---- Data records

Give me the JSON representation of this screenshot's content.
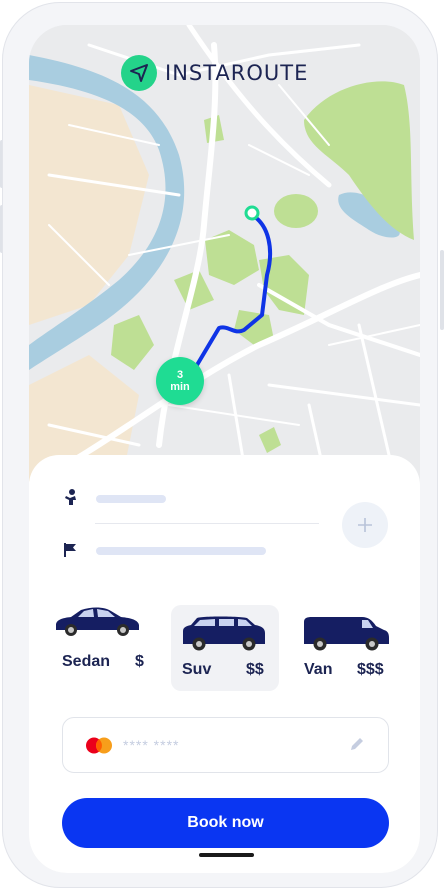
{
  "app": {
    "name": "INSTAROUTE",
    "logo_icon": "navigation-arrow-icon",
    "logo_color": "#24d38a",
    "name_color": "#1c2452"
  },
  "map": {
    "eta_value": "3",
    "eta_unit": "min",
    "route_color": "#0f34e6",
    "origin_marker_color": "#1fdc93"
  },
  "route": {
    "pickup_icon": "passenger-icon",
    "destination_icon": "flag-icon",
    "add_stop_icon": "plus-icon"
  },
  "vehicles": [
    {
      "name": "Sedan",
      "price": "$",
      "icon": "sedan-car-icon",
      "selected": false
    },
    {
      "name": "Suv",
      "price": "$$",
      "icon": "suv-car-icon",
      "selected": true
    },
    {
      "name": "Van",
      "price": "$$$",
      "icon": "van-icon",
      "selected": false
    }
  ],
  "payment": {
    "card_brand_icon": "mastercard-icon",
    "card_number": "**** ****",
    "edit_icon": "pencil-icon"
  },
  "actions": {
    "book_label": "Book now",
    "primary_color": "#0a36f2"
  }
}
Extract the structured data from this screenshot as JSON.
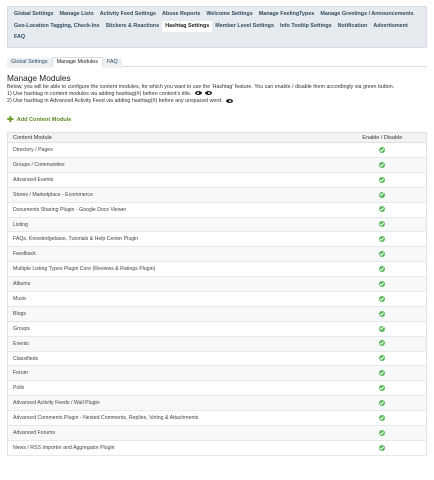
{
  "main_tabs": [
    {
      "label": "Global Settings",
      "active": false
    },
    {
      "label": "Manage Lists",
      "active": false
    },
    {
      "label": "Activity Feed Settings",
      "active": false
    },
    {
      "label": "Abuse Reports",
      "active": false
    },
    {
      "label": "Welcome Settings",
      "active": false
    },
    {
      "label": "Manage FeelingTypes",
      "active": false
    },
    {
      "label": "Manage Greetings / Announcements",
      "active": false
    },
    {
      "label": "Geo-Location Tagging, Check-Ins",
      "active": false
    },
    {
      "label": "Stickers & Reactions",
      "active": false
    },
    {
      "label": "Hashtag Settings",
      "active": true
    },
    {
      "label": "Member Level Settings",
      "active": false
    },
    {
      "label": "Info Tooltip Settings",
      "active": false
    },
    {
      "label": "Notification",
      "active": false
    },
    {
      "label": "Advertisment",
      "active": false
    },
    {
      "label": "FAQ",
      "active": false
    }
  ],
  "sub_tabs": [
    {
      "label": "Global Settings",
      "active": false
    },
    {
      "label": "Manage Modules",
      "active": true
    },
    {
      "label": "FAQ",
      "active": false
    }
  ],
  "page": {
    "title": "Manage Modules",
    "desc_intro": "Below, you will be able to configure the content modules, for which you want to use the 'Hashtag' feature. You can enable / disable them accordingly via green button.",
    "desc_line1": "1) Use hashtag in content modules via adding hashtag(#) before content's title.",
    "desc_line2": "2) Use hashtag in Advanced Activity Feed via adding hashtag(#) before any unspaced word.",
    "add_label": "Add Content Module"
  },
  "table": {
    "col_module": "Content Module",
    "col_status": "Enable / Disable",
    "rows": [
      {
        "name": "Directory / Pages",
        "enabled": true
      },
      {
        "name": "Groups / Communities",
        "enabled": true
      },
      {
        "name": "Advanced Events",
        "enabled": true
      },
      {
        "name": "Stores / Marketplace - Ecommerce",
        "enabled": true
      },
      {
        "name": "Documents Sharing Plugin - Google Docs Viewer",
        "enabled": true
      },
      {
        "name": "Listing",
        "enabled": true
      },
      {
        "name": "FAQs, Knowledgebase, Tutorials & Help Center Plugin",
        "enabled": true
      },
      {
        "name": "Feedback",
        "enabled": true
      },
      {
        "name": "Multiple Listing Types Plugin Core (Reviews & Ratings Plugin)",
        "enabled": true
      },
      {
        "name": "Albums",
        "enabled": true
      },
      {
        "name": "Music",
        "enabled": true
      },
      {
        "name": "Blogs",
        "enabled": true
      },
      {
        "name": "Groups",
        "enabled": true
      },
      {
        "name": "Events",
        "enabled": true
      },
      {
        "name": "Classifieds",
        "enabled": true
      },
      {
        "name": "Forum",
        "enabled": true
      },
      {
        "name": "Polls",
        "enabled": true
      },
      {
        "name": "Advanced Activity Feeds / Wall Plugin",
        "enabled": true
      },
      {
        "name": "Advanced Comments Plugin - Nested Comments, Replies, Voting & Attachments",
        "enabled": true
      },
      {
        "name": "Advanced Forums",
        "enabled": true
      },
      {
        "name": "News / RSS Importer and Aggregator Plugin",
        "enabled": true
      }
    ]
  },
  "colors": {
    "accent_green": "#5cb85c",
    "tab_bar": "#e6ebf0",
    "link_green": "#5a8a1e"
  },
  "icons": {
    "eye": "eye-icon",
    "add": "plus-icon",
    "status": "check-circle-icon"
  }
}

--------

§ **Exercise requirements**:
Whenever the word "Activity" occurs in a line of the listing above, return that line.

§ **Exercise output**:
      "label": "Activity Feed Settings",
    "desc_line2": "2) Use hashtag in Advanced Activity Feed via adding hashtag(#) before any unspaced word.",
        "name": "Advanced Activity Feeds / Wall Plugin",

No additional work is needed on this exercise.